For every line of the material below, check for the string "handle" and return the line if it is there.
------------------------------------------------------------
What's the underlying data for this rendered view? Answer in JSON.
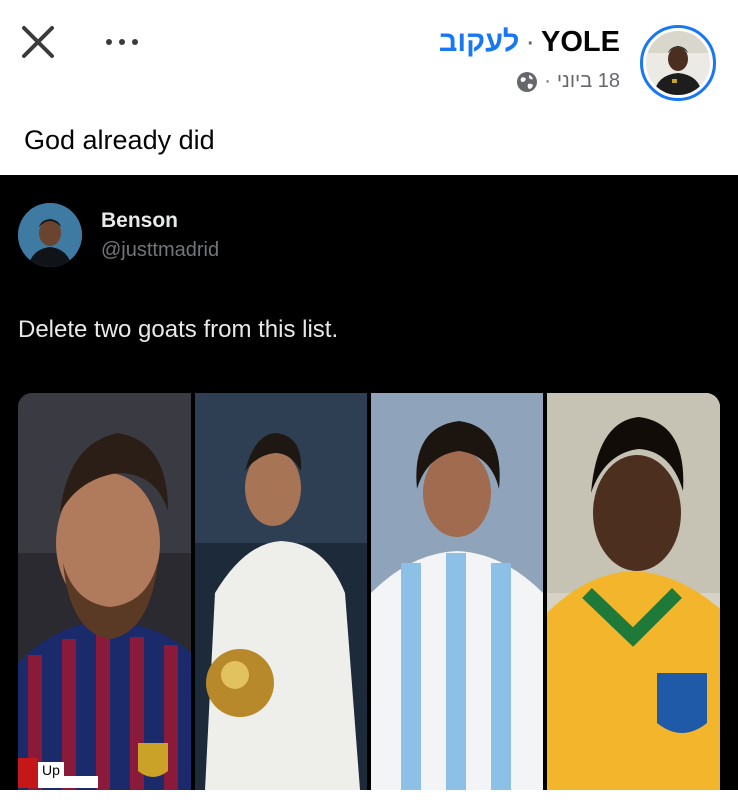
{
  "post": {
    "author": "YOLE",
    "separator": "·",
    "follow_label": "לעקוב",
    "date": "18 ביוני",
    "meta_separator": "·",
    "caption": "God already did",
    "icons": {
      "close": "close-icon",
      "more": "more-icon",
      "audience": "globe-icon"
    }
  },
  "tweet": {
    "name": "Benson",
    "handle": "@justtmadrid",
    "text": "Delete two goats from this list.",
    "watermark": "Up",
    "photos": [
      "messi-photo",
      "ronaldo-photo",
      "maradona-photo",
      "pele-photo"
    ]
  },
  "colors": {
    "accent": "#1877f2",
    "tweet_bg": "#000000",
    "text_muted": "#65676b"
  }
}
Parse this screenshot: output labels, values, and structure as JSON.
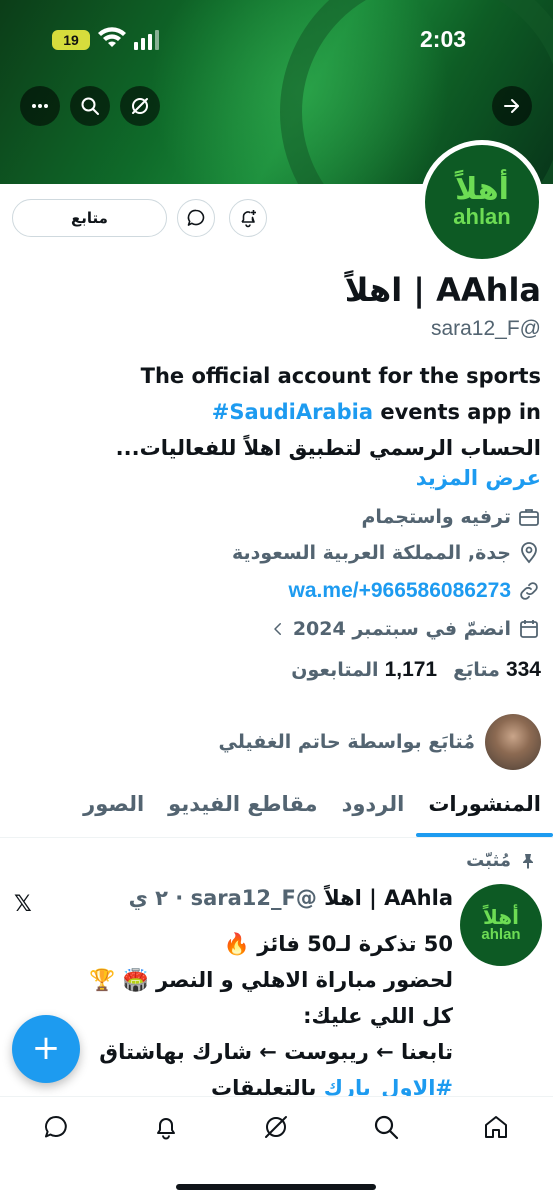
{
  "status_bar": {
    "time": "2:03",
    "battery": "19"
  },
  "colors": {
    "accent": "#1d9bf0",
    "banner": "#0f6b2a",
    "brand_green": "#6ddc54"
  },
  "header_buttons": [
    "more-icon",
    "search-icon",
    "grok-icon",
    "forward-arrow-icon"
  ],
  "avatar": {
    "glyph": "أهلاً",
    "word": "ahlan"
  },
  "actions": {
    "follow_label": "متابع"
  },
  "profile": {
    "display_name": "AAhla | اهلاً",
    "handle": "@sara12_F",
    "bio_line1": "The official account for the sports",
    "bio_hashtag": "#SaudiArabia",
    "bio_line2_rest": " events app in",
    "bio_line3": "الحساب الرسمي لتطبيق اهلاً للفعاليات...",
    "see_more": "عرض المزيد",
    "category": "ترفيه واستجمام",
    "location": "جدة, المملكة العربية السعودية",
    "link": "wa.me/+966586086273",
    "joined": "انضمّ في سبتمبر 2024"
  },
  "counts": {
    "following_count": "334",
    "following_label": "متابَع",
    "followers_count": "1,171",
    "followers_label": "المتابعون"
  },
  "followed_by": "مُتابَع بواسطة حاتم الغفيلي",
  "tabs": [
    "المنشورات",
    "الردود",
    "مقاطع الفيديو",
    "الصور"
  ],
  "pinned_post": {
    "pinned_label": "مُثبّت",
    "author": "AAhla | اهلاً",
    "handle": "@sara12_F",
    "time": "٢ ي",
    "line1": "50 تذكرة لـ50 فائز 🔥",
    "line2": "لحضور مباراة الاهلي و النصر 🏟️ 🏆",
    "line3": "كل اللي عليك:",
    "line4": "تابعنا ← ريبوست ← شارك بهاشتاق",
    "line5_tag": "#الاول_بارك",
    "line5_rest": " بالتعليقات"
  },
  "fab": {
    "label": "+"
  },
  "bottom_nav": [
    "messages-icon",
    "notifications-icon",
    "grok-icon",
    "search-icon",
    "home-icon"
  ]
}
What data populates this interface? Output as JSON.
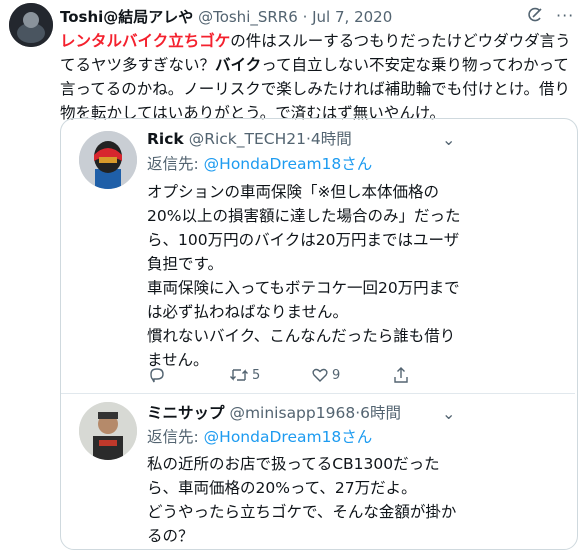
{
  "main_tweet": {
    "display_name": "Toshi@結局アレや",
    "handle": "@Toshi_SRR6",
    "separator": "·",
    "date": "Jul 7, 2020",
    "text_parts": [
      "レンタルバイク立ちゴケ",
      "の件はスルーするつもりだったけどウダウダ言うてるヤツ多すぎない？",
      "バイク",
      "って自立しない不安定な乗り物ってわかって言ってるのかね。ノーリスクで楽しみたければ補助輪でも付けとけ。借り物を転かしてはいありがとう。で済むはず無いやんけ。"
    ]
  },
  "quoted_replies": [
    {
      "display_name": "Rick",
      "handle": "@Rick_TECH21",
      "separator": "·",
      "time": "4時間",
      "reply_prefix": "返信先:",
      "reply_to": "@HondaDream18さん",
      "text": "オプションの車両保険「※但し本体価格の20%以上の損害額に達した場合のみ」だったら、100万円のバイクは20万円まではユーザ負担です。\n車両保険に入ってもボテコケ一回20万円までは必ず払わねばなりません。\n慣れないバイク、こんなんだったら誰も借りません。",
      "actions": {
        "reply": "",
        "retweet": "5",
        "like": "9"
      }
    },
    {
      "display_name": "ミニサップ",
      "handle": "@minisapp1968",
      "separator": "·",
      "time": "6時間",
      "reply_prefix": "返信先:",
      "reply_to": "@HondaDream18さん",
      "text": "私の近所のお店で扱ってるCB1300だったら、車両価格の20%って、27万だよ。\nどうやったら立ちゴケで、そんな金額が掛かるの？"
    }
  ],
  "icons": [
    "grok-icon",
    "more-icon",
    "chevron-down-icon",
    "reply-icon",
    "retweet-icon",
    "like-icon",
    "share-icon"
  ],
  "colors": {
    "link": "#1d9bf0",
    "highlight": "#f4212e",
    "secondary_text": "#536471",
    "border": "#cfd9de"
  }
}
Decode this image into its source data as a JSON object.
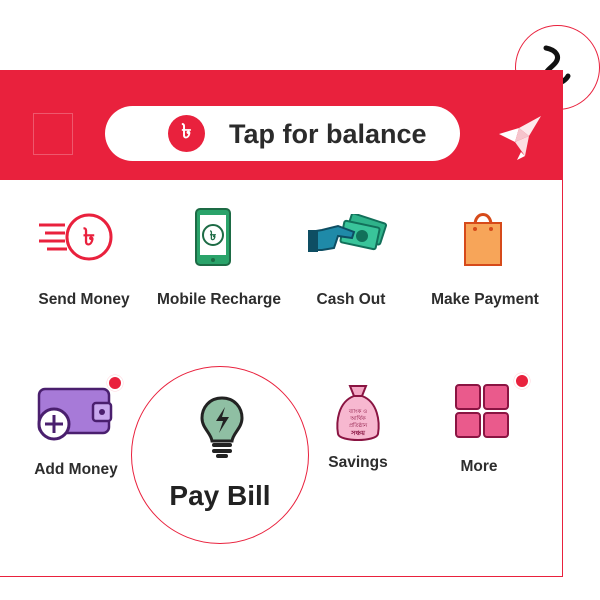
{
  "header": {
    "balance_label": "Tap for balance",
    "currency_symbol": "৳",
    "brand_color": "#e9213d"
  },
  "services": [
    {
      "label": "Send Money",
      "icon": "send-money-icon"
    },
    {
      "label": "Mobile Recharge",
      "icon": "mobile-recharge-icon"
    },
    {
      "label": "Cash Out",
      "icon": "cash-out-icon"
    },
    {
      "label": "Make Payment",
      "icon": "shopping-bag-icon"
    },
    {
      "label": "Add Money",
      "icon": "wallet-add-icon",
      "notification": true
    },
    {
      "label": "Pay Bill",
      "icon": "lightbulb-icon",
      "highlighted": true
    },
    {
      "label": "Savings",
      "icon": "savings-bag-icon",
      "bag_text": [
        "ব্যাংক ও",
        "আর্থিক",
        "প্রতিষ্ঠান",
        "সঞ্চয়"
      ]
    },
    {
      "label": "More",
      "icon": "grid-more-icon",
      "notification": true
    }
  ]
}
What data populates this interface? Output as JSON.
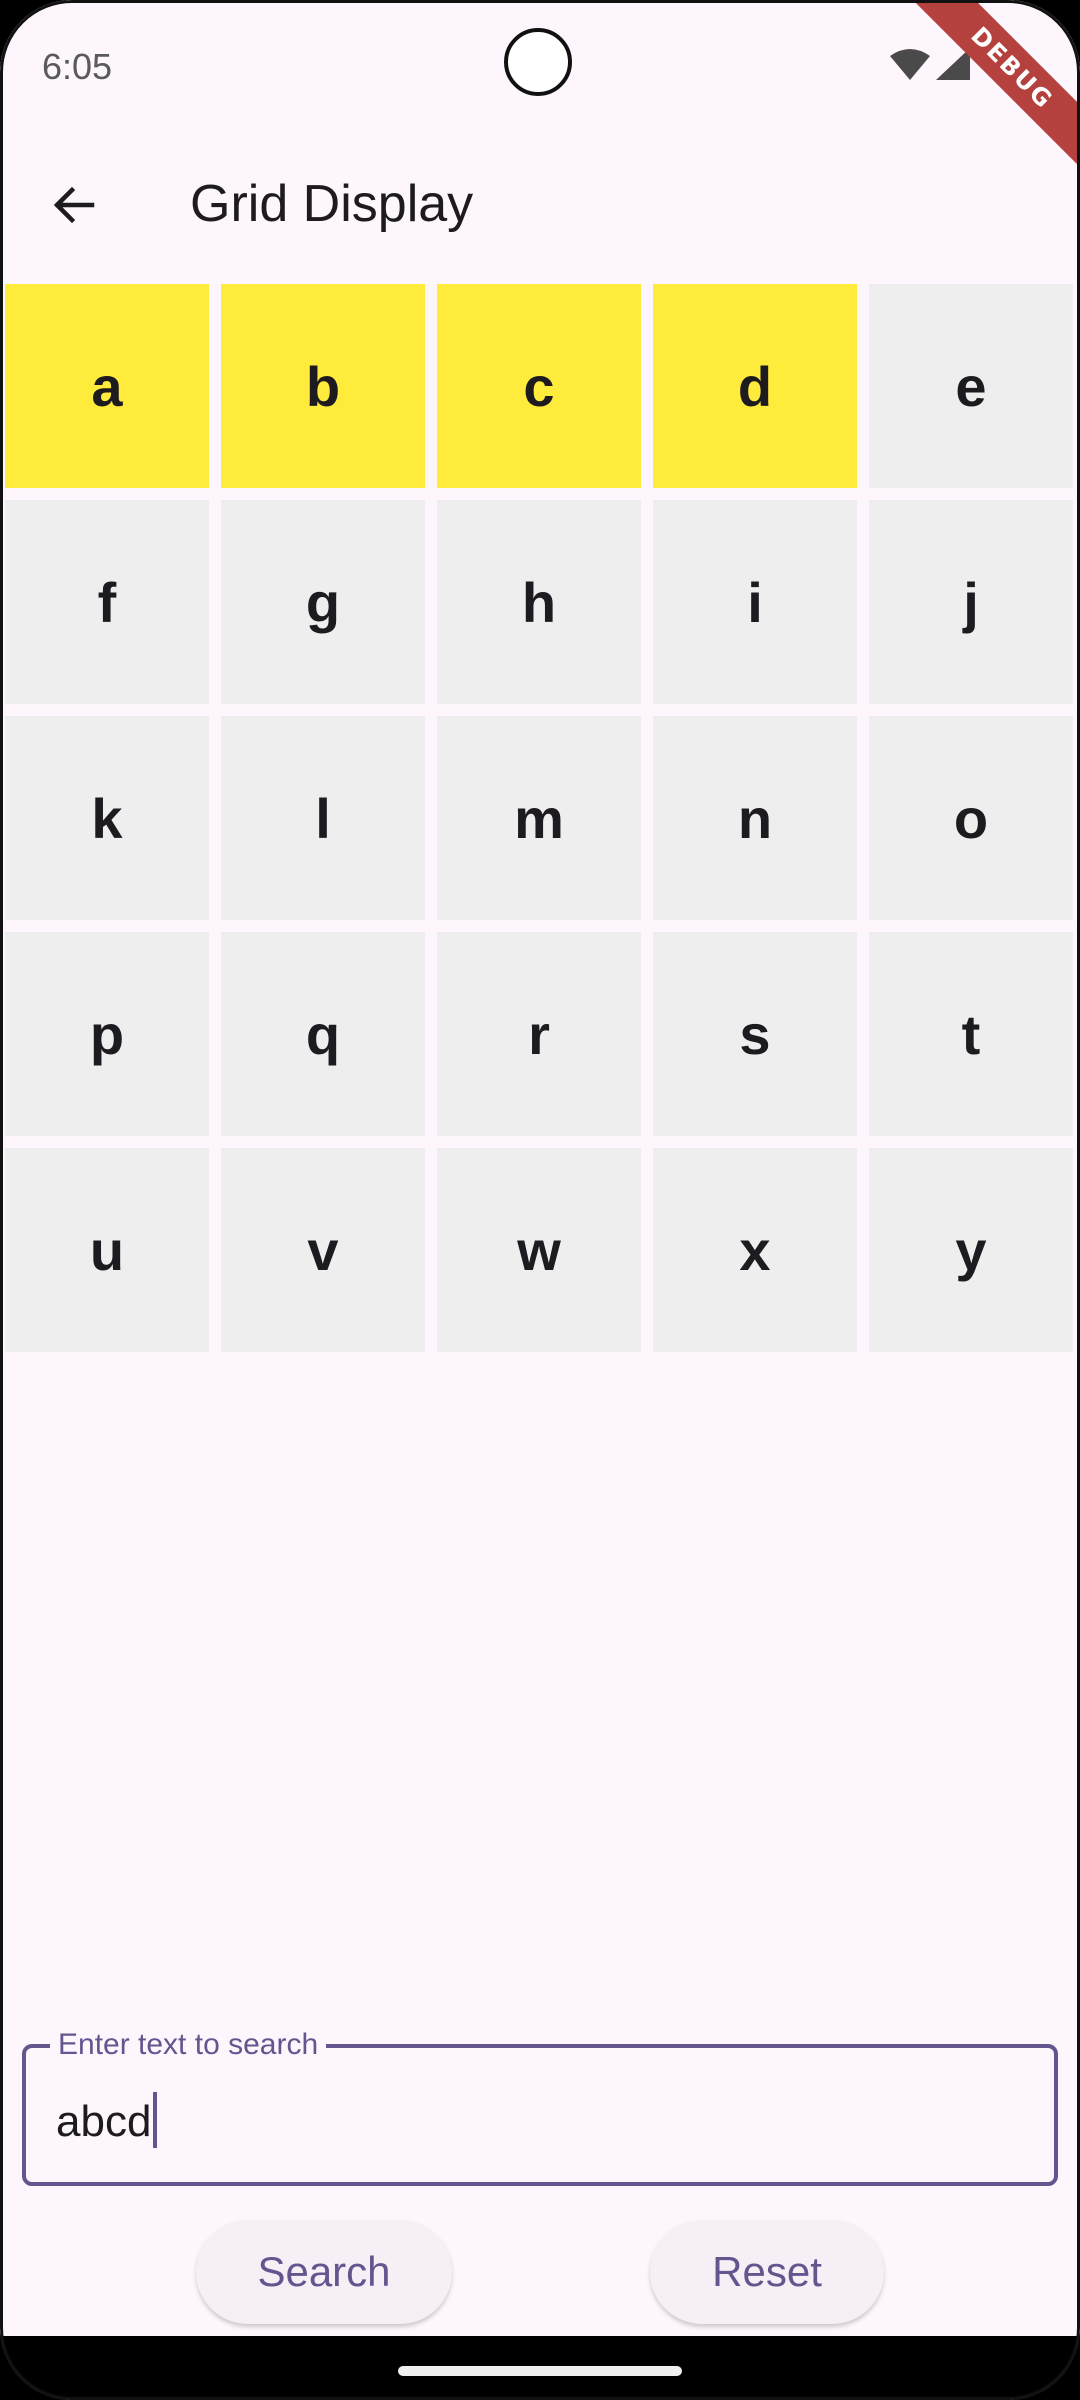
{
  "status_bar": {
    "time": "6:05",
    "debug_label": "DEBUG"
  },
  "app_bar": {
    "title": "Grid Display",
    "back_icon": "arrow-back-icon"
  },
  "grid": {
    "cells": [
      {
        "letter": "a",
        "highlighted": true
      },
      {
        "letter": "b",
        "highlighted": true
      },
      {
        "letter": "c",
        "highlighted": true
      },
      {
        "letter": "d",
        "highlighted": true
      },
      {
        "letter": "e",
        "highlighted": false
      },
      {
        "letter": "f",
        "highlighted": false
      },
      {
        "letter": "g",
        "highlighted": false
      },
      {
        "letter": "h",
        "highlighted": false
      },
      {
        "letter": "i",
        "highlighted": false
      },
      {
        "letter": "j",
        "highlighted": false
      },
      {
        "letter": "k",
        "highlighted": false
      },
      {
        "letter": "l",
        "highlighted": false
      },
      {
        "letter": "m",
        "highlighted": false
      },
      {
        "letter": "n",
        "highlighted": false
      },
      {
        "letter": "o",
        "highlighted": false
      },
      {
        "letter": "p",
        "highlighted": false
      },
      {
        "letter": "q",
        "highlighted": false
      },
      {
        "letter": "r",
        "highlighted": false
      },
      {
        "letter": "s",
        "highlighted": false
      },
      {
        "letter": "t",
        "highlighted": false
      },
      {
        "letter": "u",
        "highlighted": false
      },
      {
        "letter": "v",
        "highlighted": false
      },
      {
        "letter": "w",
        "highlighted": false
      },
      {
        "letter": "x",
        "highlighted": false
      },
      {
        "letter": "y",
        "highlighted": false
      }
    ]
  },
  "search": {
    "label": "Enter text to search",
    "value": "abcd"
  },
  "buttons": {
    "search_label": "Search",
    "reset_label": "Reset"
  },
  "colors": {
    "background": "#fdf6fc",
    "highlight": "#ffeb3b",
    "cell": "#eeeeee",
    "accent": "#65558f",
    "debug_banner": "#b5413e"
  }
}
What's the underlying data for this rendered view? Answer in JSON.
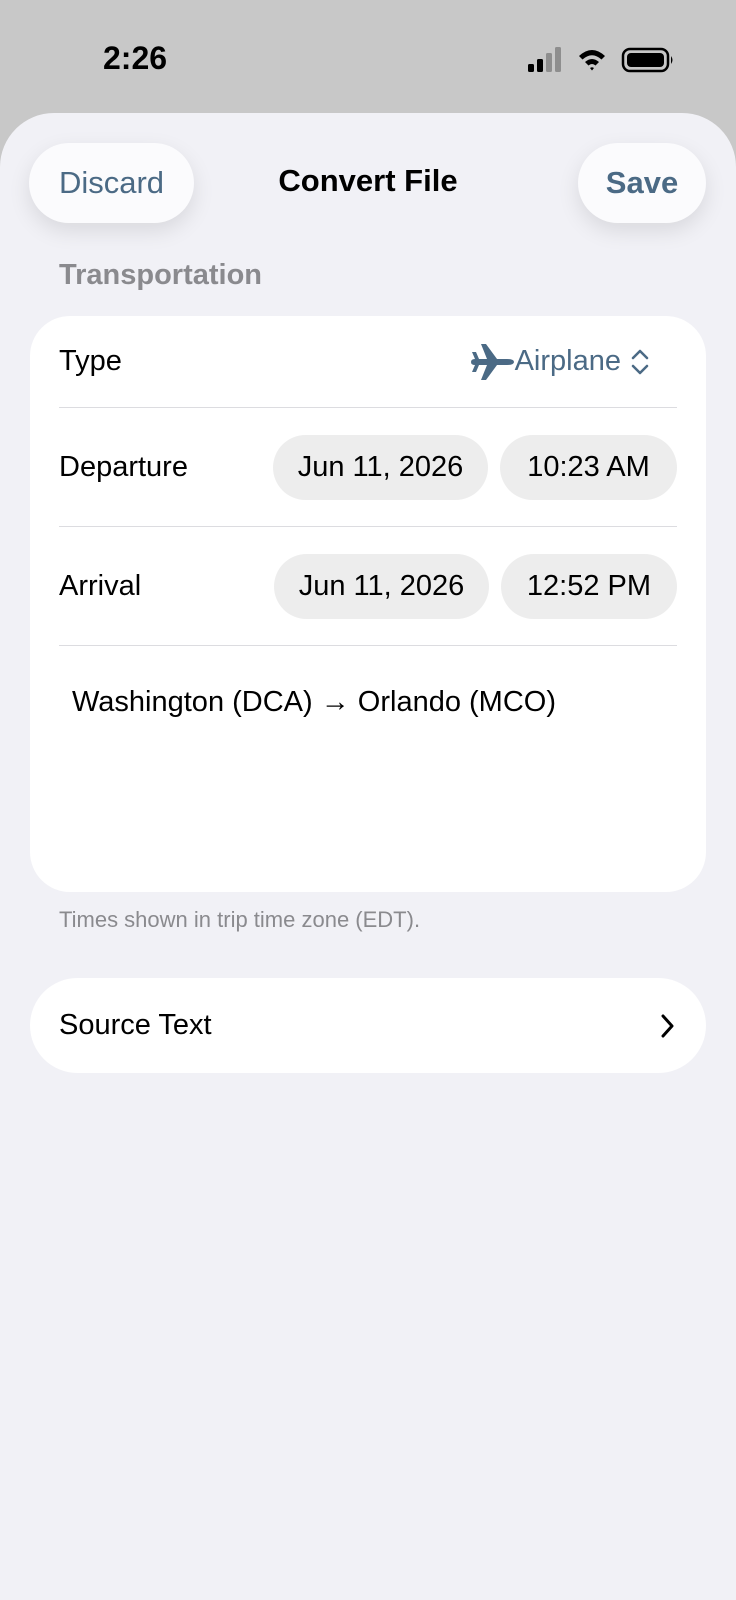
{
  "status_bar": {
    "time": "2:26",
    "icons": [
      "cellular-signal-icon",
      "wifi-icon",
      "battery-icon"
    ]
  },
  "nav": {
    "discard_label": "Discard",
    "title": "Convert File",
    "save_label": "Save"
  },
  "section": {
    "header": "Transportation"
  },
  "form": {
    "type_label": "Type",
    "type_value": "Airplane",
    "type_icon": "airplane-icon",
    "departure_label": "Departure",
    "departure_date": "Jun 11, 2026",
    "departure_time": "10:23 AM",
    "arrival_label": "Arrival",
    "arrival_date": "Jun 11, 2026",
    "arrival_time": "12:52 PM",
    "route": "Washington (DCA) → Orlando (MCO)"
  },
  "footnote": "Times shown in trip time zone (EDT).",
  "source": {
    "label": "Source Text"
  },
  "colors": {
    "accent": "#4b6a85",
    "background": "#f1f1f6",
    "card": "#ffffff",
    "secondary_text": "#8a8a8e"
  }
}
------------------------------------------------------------
§ Task output
    "handle": "@justtmadrid",
    "handle": "@sara12_F",
    "handle": "@sara12_F",
    "handle": "@Toshi_SRR6",
      "handle": "@Rick_TECH21",
      "handle": "@minisapp1968",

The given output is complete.